Only Mike Tobey is over 6-8, so, clearly,  size wasn't everything.

So what happened?

Well a couple of things spring to mind: in the first game, FSU had 13 first-half turnovers and 16 for the game; in the rematch, 18.

In the first game, the Cavs just picked FSU's pockets and converted the turnovers to a 30-17 halftime lead.

In the second game, Virginia went on a 22-5 run in the first half.

Remember that Joe Harris sustained a concussion in the first game.

Virginia plays a very different defense than does Duke, and the goal of the packline is to, well, pack it in and make movement difficult.

It's going to be tough to defend Bojanovksy and Ojo, not to mention White and Gilchrist.

Yet neither of the two young big men are polished performers.

Ojo is huge but very raw. He still has a lot to learn. Bojanovsky is 7-3 but slender, and is still gawky. He hasn't learned to take full advantage of his height on offense. He looks like an overgrown teenager - until you shoot near him. He has solid instincts as a shotblocker and he really gets his share.

Incidentally, Miller had 11 turnovers in the two games.

Miller and White are FSU's best offensive performers, but Hamilton usually brings them off the bench.  Bookert and Brandon usually start in the backcourt.

As usual, as the Virginia games show, Florida State struggles with turnovers. The season leaders here are Miller with 53, Thomas with 42, Bookert with 35 and White with 32.

Duke may have an advantage with the trey. FSU's best shooters are Miller at 43.8%, Devon Bookert at 39.6% and Gilchrist at 37.5%.

One thing to keep in mind. That Snaer jumper to pick off Duke in 2012? He hit it over Andre Dawkins, then in the depths of his personal hell.

Now healthy, in excellent shape and a better defender, it won't surprise us if Dawkins plays a major role in this game. But what's even more intriguing to us is the tremendous uptick in Rasheed Sulaimon's game.
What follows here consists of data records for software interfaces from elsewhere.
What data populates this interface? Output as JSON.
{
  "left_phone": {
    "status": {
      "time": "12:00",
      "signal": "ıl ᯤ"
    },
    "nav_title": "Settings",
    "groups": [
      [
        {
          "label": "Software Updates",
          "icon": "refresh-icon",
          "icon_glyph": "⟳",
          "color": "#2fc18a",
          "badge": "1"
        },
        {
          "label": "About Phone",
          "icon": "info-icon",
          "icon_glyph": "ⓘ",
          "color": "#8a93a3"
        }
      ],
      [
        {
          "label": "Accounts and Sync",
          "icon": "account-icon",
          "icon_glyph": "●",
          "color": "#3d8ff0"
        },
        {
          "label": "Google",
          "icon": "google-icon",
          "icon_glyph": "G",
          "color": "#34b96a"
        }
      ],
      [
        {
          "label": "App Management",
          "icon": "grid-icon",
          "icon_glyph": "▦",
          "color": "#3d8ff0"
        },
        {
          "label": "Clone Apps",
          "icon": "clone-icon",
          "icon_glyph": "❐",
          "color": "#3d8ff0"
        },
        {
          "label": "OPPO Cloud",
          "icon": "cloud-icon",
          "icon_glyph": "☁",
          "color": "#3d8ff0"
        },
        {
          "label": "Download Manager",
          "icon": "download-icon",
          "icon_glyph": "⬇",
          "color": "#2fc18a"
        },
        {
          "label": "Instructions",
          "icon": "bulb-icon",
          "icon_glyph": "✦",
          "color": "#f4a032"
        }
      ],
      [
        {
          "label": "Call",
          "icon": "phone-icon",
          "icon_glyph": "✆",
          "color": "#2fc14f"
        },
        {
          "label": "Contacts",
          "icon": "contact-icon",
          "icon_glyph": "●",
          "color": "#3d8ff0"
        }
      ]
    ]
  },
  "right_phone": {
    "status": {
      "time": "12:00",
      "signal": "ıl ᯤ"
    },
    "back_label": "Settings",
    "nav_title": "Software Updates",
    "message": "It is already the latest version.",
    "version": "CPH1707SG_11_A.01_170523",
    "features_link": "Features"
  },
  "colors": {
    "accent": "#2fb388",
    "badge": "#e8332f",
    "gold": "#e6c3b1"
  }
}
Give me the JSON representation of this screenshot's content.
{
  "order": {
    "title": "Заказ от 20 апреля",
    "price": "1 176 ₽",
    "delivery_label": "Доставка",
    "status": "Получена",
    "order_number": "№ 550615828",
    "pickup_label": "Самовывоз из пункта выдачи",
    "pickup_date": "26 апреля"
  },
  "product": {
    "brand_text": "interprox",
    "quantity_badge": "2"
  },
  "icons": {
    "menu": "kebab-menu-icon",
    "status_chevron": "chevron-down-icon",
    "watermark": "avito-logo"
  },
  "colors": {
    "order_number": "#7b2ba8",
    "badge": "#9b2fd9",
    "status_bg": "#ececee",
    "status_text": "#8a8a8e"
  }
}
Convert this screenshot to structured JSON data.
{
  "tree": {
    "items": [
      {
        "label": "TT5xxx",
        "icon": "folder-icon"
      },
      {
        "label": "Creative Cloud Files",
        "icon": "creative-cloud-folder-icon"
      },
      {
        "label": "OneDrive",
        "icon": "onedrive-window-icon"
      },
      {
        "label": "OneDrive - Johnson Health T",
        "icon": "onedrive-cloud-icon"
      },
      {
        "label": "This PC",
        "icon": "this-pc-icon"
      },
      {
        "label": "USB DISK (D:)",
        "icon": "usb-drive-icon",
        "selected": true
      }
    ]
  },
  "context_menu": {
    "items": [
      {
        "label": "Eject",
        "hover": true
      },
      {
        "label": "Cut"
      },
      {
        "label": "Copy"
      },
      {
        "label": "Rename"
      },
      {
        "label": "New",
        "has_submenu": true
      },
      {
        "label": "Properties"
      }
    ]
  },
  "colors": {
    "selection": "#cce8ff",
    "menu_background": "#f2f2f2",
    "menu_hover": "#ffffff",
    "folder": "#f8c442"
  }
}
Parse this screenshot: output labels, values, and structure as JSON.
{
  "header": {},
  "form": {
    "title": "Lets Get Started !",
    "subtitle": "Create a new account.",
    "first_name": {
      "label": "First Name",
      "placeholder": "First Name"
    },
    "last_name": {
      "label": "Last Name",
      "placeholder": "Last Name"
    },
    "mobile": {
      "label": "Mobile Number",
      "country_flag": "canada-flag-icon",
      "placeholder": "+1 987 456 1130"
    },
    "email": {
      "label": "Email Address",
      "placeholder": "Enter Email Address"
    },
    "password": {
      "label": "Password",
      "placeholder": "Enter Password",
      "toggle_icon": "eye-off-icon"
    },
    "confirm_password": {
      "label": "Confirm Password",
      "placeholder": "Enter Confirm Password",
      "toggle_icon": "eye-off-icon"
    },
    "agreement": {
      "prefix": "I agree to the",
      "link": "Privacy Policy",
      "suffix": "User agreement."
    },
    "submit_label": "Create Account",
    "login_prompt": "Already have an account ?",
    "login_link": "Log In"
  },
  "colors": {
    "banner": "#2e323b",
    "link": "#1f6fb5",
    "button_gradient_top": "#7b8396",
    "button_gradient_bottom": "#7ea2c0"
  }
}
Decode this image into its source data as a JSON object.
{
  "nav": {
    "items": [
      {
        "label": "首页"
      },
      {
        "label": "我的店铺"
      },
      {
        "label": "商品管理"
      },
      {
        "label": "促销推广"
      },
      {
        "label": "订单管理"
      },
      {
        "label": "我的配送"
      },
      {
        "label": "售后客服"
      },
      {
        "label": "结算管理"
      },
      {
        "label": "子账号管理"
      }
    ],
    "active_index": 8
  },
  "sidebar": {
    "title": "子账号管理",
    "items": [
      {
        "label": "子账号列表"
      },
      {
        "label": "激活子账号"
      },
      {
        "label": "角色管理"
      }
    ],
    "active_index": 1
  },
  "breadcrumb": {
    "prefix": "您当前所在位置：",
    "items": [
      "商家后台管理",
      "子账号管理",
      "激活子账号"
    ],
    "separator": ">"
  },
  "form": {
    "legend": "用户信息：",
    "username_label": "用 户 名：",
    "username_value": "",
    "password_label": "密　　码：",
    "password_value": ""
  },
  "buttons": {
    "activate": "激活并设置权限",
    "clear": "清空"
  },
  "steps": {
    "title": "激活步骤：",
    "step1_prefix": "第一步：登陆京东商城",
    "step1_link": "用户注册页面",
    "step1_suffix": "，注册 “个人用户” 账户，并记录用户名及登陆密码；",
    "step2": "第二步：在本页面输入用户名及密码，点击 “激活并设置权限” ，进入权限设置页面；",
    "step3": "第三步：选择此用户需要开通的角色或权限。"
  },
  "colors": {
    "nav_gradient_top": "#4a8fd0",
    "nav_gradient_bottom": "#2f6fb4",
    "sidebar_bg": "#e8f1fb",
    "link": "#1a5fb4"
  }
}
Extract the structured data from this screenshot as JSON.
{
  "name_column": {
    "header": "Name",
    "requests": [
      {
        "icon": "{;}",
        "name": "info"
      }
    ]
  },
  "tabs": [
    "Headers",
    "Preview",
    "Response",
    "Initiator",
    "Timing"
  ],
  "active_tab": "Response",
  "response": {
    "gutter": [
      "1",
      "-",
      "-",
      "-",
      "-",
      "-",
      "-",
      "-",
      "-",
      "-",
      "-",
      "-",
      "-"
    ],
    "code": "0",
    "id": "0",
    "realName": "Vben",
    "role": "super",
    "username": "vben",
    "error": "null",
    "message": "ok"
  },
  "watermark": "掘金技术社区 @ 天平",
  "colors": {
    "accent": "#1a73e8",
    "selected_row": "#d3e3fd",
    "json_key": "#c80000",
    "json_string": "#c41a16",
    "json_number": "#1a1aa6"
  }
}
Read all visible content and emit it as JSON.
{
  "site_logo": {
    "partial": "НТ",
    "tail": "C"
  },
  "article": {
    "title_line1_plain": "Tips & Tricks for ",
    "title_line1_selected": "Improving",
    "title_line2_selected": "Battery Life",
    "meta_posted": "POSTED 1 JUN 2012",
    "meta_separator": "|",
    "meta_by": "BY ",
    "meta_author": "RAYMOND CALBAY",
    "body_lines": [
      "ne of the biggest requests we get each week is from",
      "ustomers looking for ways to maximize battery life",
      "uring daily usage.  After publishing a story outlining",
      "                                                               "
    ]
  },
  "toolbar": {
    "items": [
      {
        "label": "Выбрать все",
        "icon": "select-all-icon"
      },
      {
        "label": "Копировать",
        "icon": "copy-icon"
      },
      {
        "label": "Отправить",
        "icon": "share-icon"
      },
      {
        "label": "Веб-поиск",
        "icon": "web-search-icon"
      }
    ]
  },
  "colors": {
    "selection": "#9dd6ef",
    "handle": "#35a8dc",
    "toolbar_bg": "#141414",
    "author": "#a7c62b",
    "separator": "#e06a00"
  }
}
He's not just playing much better; he's playing with a tremendous positive arrogance.

It can cut both ways, of course. You can be an arrogant jerk or you can simply play with supreme confidence. That's where Sulaimon is now. In the last few games, he's toyed with his defenders. He's playing brilliant basketball.